I already feel that this is the most serious post ever. Most of my posts have (what I call) clever titles. I couldn’t think of anything good, and wanted to make sure that this title got across what is happening here. This all stemmed from a VMTN post I saw here.
The poster had roughly 1000 remote VDI users, in a scenario where they didn’t have the ability to manage the local hosts that were being utilized to access the VDI environment. They wanted a way to query the remote host to find the Horizon Client version. This is to make sure that each one is using the same client version. This can be important to manage the user experience. You don’t want really old clients out there causing problems, or possibly be missing features. Now, you are pretty limited without access to the local system. Now, scripting a pull of 1000 clients isn’t my forte, but I figured maybe I could at least help advise where to find the info. My thought was that the Horizon Agent logs may have something in the connection string. There was nothing of value in the Agent logs. Shout out to @jshiplett for the assist. He pointed me in the direction of the PCoIP logs (Which are located on the VDI, not the host machine). This was the ticket.

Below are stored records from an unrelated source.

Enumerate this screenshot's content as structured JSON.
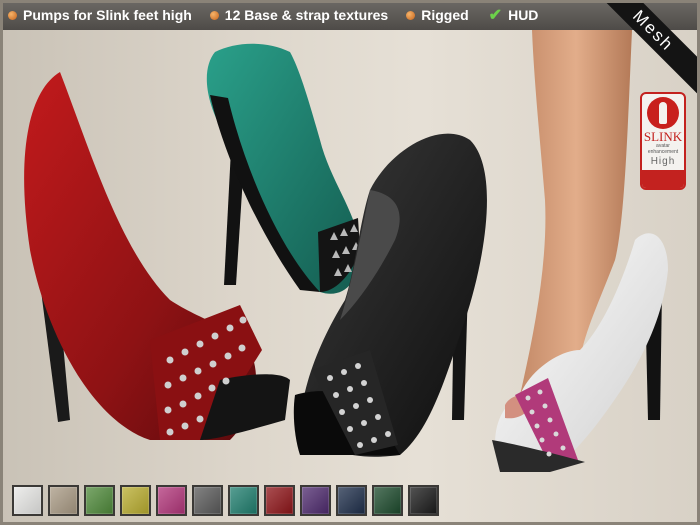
{
  "header": {
    "item1": "Pumps for Slink feet high",
    "item2": "12 Base & strap textures",
    "item3": "Rigged",
    "item4": "HUD"
  },
  "corner_label": "Mesh",
  "badge": {
    "brand": "SLINK",
    "tagline": "avatar enhancement",
    "variant": "High"
  },
  "shoes": [
    {
      "color": "red",
      "hex": "#9e1416"
    },
    {
      "color": "teal",
      "hex": "#1f7e6e"
    },
    {
      "color": "black",
      "hex": "#1c1c1c"
    },
    {
      "color": "white with pink strap",
      "hex": "#f2f2f2"
    }
  ],
  "swatches": [
    {
      "name": "white",
      "hex": "#e8e8e6"
    },
    {
      "name": "beige",
      "hex": "#a99a84"
    },
    {
      "name": "green",
      "hex": "#4f8a3a"
    },
    {
      "name": "yellow",
      "hex": "#b9ad2f"
    },
    {
      "name": "magenta",
      "hex": "#b2357a"
    },
    {
      "name": "grey",
      "hex": "#5a5a5a"
    },
    {
      "name": "teal",
      "hex": "#1f7e6e"
    },
    {
      "name": "red",
      "hex": "#8e1418"
    },
    {
      "name": "purple",
      "hex": "#4e2a6e"
    },
    {
      "name": "navy",
      "hex": "#1e2e4a"
    },
    {
      "name": "dark green",
      "hex": "#1c4a2c"
    },
    {
      "name": "black",
      "hex": "#1a1a1a"
    }
  ]
}
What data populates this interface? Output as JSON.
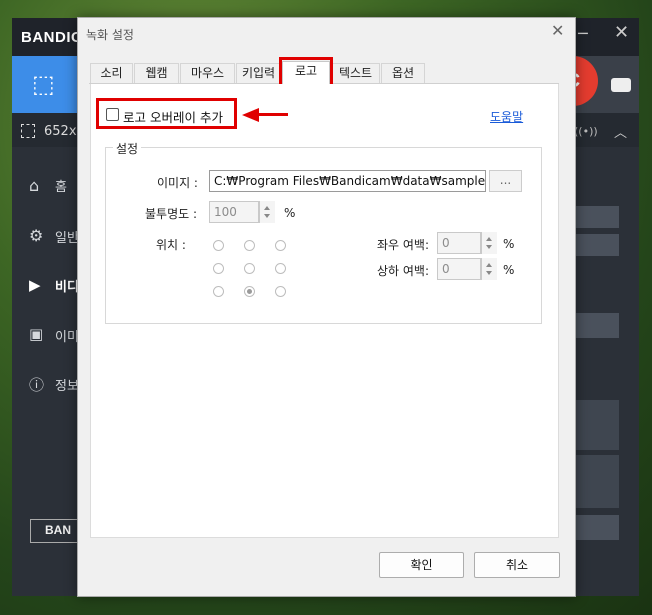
{
  "background_app": {
    "logo": "BANDIC",
    "size_text": "652x6",
    "sidebar": [
      {
        "icon": "home-icon",
        "label": "홈"
      },
      {
        "icon": "gear-icon",
        "label": "일반"
      },
      {
        "icon": "video-icon",
        "label": "비디"
      },
      {
        "icon": "image-icon",
        "label": "이미"
      },
      {
        "icon": "info-icon",
        "label": "정보"
      }
    ],
    "rec_label": "C",
    "bottom_logo": "BAN"
  },
  "dialog": {
    "title": "녹화 설정",
    "tabs": [
      "소리",
      "웹캠",
      "마우스",
      "키입력",
      "로고",
      "텍스트",
      "옵션"
    ],
    "active_tab": "로고",
    "overlay_label": "로고 오버레이 추가",
    "overlay_checked": false,
    "help": "도움말",
    "group_label": "설정",
    "image_label": "이미지 :",
    "image_path": "C:₩Program Files₩Bandicam₩data₩sample.png",
    "image_browse": "...",
    "opacity_label": "불투명도 :",
    "opacity_value": "100",
    "percent": "%",
    "position_label": "위치 :",
    "position_selected": "bottom-center",
    "h_margin_label": "좌우 여백:",
    "h_margin_value": "0",
    "v_margin_label": "상하 여백:",
    "v_margin_value": "0",
    "ok": "확인",
    "cancel": "취소"
  },
  "colors": {
    "highlight": "#e00000",
    "link": "#1a5bd8",
    "app_accent": "#3d8de8",
    "rec": "#e43c2f"
  }
}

PCoIP Log Location : DriveLetter:\ProgramData\VMware\VDM\logs
Note: This only works if you utilize PCoIP as the connection method. If you use RDP, this log will not update.

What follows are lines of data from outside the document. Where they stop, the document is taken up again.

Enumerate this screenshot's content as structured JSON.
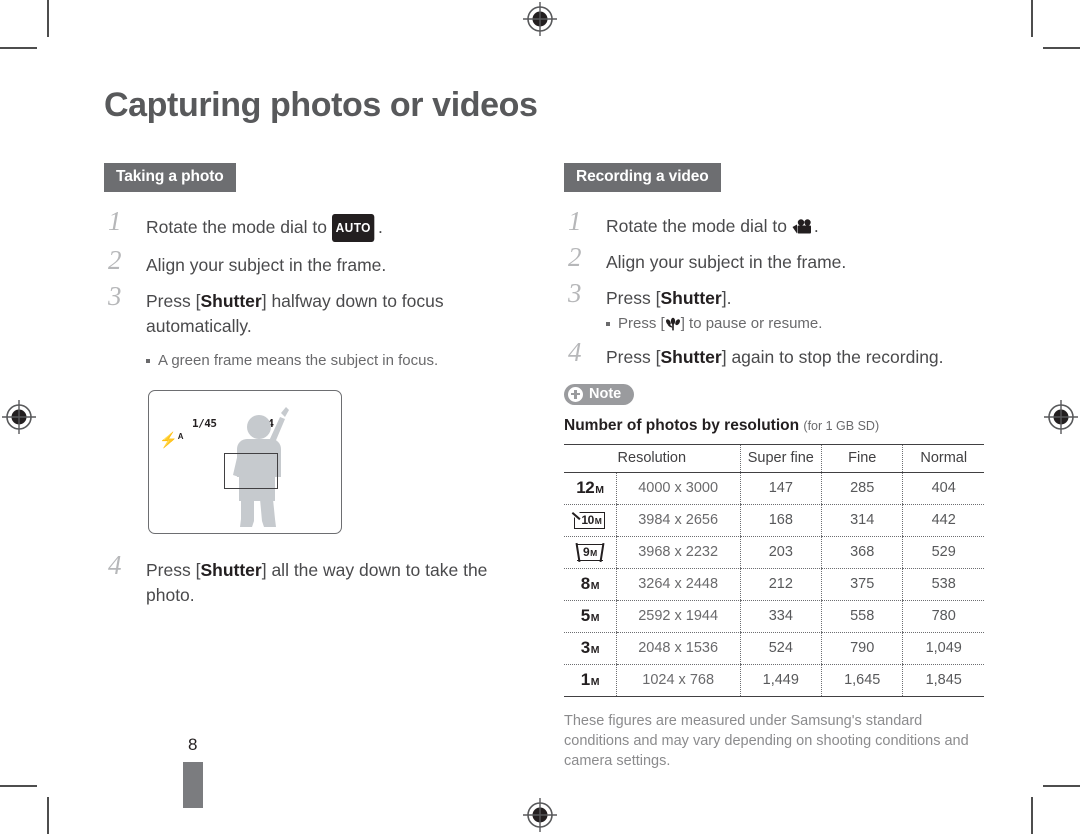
{
  "page": {
    "title": "Capturing photos or videos",
    "number": "8"
  },
  "left_column": {
    "section_tag": "Taking a photo",
    "steps": [
      {
        "num": "1",
        "prefix": "Rotate the mode dial to ",
        "badge": "AUTO",
        "suffix": "."
      },
      {
        "num": "2",
        "text": "Align your subject in the frame."
      },
      {
        "num": "3",
        "prefix": "Press [",
        "bold": "Shutter",
        "suffix": "] halfway down to focus automatically."
      },
      {
        "num": "4",
        "prefix": "Press [",
        "bold": "Shutter",
        "suffix": "] all the way down to take the photo."
      }
    ],
    "substep": "A green frame means the subject in focus.",
    "lcd": {
      "shutter_speed": "1/45",
      "aperture": "F8.4",
      "flash_mode": "A",
      "flash_icon": "flash-auto-icon",
      "subject_icon": "person-silhouette",
      "focus_frame": "focus-frame"
    }
  },
  "right_column": {
    "section_tag": "Recording a video",
    "steps": [
      {
        "num": "1",
        "prefix": "Rotate the mode dial to ",
        "icon": "movie-camera-icon",
        "suffix": "."
      },
      {
        "num": "2",
        "text": "Align your subject in the frame."
      },
      {
        "num": "3",
        "prefix": "Press [",
        "bold": "Shutter",
        "suffix": "]."
      },
      {
        "num": "4",
        "prefix": "Press [",
        "bold": "Shutter",
        "suffix": "] again to stop the recording."
      }
    ],
    "substep": {
      "prefix": "Press [",
      "icon": "macro-flower-icon",
      "suffix": "] to pause or resume."
    },
    "note": {
      "badge_label": "Note",
      "badge_icon": "plus-circle-icon",
      "heading": "Number of photos by resolution",
      "heading_sub": "(for 1 GB SD)",
      "footnote": "These figures are measured under Samsung's standard conditions and may vary depending on shooting conditions and camera settings."
    },
    "table": {
      "headers": [
        "Resolution",
        "Super fine",
        "Fine",
        "Normal"
      ],
      "rows": [
        {
          "badge": "12",
          "badge_style": "plain",
          "resolution": "4000 x 3000",
          "super_fine": "147",
          "fine": "285",
          "normal": "404"
        },
        {
          "badge": "10",
          "badge_style": "cut",
          "resolution": "3984 x 2656",
          "super_fine": "168",
          "fine": "314",
          "normal": "442"
        },
        {
          "badge": "9",
          "badge_style": "pano",
          "resolution": "3968 x 2232",
          "super_fine": "203",
          "fine": "368",
          "normal": "529"
        },
        {
          "badge": "8",
          "badge_style": "plain",
          "resolution": "3264 x 2448",
          "super_fine": "212",
          "fine": "375",
          "normal": "538"
        },
        {
          "badge": "5",
          "badge_style": "plain",
          "resolution": "2592 x 1944",
          "super_fine": "334",
          "fine": "558",
          "normal": "780"
        },
        {
          "badge": "3",
          "badge_style": "plain",
          "resolution": "2048 x 1536",
          "super_fine": "524",
          "fine": "790",
          "normal": "1,049"
        },
        {
          "badge": "1",
          "badge_style": "plain",
          "resolution": "1024 x 768",
          "super_fine": "1,449",
          "fine": "1,645",
          "normal": "1,845"
        }
      ],
      "badge_unit": "M"
    }
  },
  "colors": {
    "title": "#58595b",
    "section_tag_bg": "#6d6e71",
    "note_badge_bg": "#9a9b9e",
    "body_text": "#4a4a4c",
    "muted_text": "#8b8b8d",
    "ink": "#231f20"
  }
}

I fired up my VDI, and connected in with PCoIP. My host machine is a Mac running the Horizon 3.2 Client. I knew I’d be looking for a string or series of entries that included “Mac” or “Apple” as that would be the logging of my client info. I found the following series of strings:
You’ll see a full rundown of client info in this connection strings. It shows my host OS (Mac OS X), OS bits (64), Processor Architecture (x86), and…oh look… PCoIP Version… How about that. Now, I know the PCoIP version isn’t exactly 1:1 with the client version (It’s pretty close), but matching the PCoIP software versions would help you to regulate your client versions.

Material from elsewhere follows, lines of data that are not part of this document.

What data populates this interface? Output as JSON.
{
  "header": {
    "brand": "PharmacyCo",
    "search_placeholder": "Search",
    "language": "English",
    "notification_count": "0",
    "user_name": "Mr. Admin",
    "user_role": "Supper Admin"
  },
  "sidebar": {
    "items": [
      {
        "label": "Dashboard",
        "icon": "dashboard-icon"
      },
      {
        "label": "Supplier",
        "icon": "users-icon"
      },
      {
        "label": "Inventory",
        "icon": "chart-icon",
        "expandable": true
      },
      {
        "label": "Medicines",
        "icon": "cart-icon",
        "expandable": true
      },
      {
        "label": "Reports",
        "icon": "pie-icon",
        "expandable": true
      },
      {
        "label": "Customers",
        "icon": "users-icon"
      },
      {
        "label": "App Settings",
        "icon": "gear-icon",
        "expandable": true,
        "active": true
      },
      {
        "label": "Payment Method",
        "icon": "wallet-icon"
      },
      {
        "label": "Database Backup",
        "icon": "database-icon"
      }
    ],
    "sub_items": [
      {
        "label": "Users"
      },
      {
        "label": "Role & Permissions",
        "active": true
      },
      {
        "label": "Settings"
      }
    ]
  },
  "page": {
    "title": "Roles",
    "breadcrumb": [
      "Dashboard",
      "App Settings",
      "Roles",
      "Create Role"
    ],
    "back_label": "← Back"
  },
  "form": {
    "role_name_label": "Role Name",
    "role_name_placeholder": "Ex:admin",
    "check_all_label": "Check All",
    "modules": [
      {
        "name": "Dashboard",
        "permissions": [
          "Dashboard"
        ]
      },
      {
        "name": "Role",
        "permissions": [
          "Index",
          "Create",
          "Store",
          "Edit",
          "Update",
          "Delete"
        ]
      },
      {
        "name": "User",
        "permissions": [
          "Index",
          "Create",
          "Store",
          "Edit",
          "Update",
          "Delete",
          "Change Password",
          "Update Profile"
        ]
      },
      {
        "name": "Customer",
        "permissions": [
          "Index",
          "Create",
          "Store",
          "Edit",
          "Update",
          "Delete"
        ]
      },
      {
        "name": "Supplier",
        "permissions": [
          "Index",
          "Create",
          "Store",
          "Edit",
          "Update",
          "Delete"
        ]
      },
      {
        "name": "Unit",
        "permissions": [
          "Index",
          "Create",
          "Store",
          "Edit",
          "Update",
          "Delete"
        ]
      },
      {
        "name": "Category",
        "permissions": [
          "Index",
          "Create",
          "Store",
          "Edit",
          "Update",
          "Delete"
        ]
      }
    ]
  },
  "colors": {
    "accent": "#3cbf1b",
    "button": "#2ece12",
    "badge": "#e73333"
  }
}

Now, I realize this doesn’t completely solve the posters problem. He’ll need to find a way to script a log pull of all that mess, and get it formatted. This is something that I can not even begin to get into yet. Don’t worry… I’m working on PowerCLI… I swear…
Alright kids, it’s time for me to get back to the VMworld 2015 festivities. Take it easy!